*Task to carry out*
Below are the records; copy out every line that holds the word "JSON".

*Input records*
>>>>

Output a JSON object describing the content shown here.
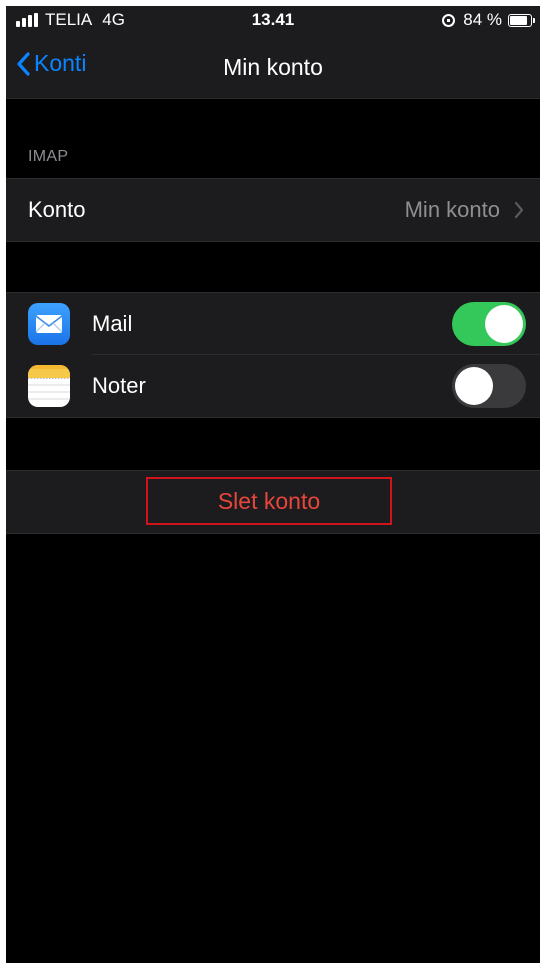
{
  "status_bar": {
    "carrier": "TELIA",
    "network": "4G",
    "time": "13.41",
    "battery_percent": "84 %",
    "battery_level": 0.84,
    "icons": [
      "signal-icon",
      "rotation-lock-icon",
      "battery-icon"
    ]
  },
  "nav": {
    "back_label": "Konti",
    "title": "Min konto"
  },
  "section": {
    "header": "IMAP"
  },
  "account_row": {
    "label": "Konto",
    "value": "Min konto"
  },
  "apps": [
    {
      "label": "Mail",
      "icon": "mail-icon",
      "enabled": true
    },
    {
      "label": "Noter",
      "icon": "notes-icon",
      "enabled": false
    }
  ],
  "delete_button": {
    "label": "Slet konto"
  },
  "colors": {
    "background": "#000000",
    "cell": "#1c1c1e",
    "accent": "#0a84ff",
    "toggle_on": "#34c759",
    "destructive": "#e8453c",
    "highlight_border": "#d0141c"
  }
}
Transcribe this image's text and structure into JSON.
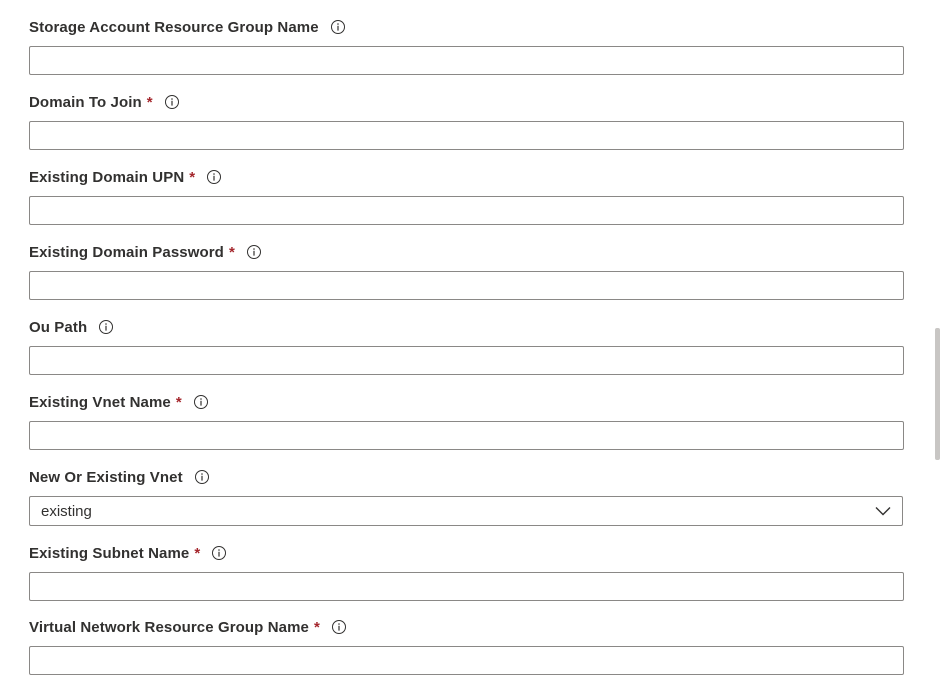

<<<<

*Response to the exercise*
Output a JSON object describing the content shown here.
Transcribe this image's text and structure into JSON.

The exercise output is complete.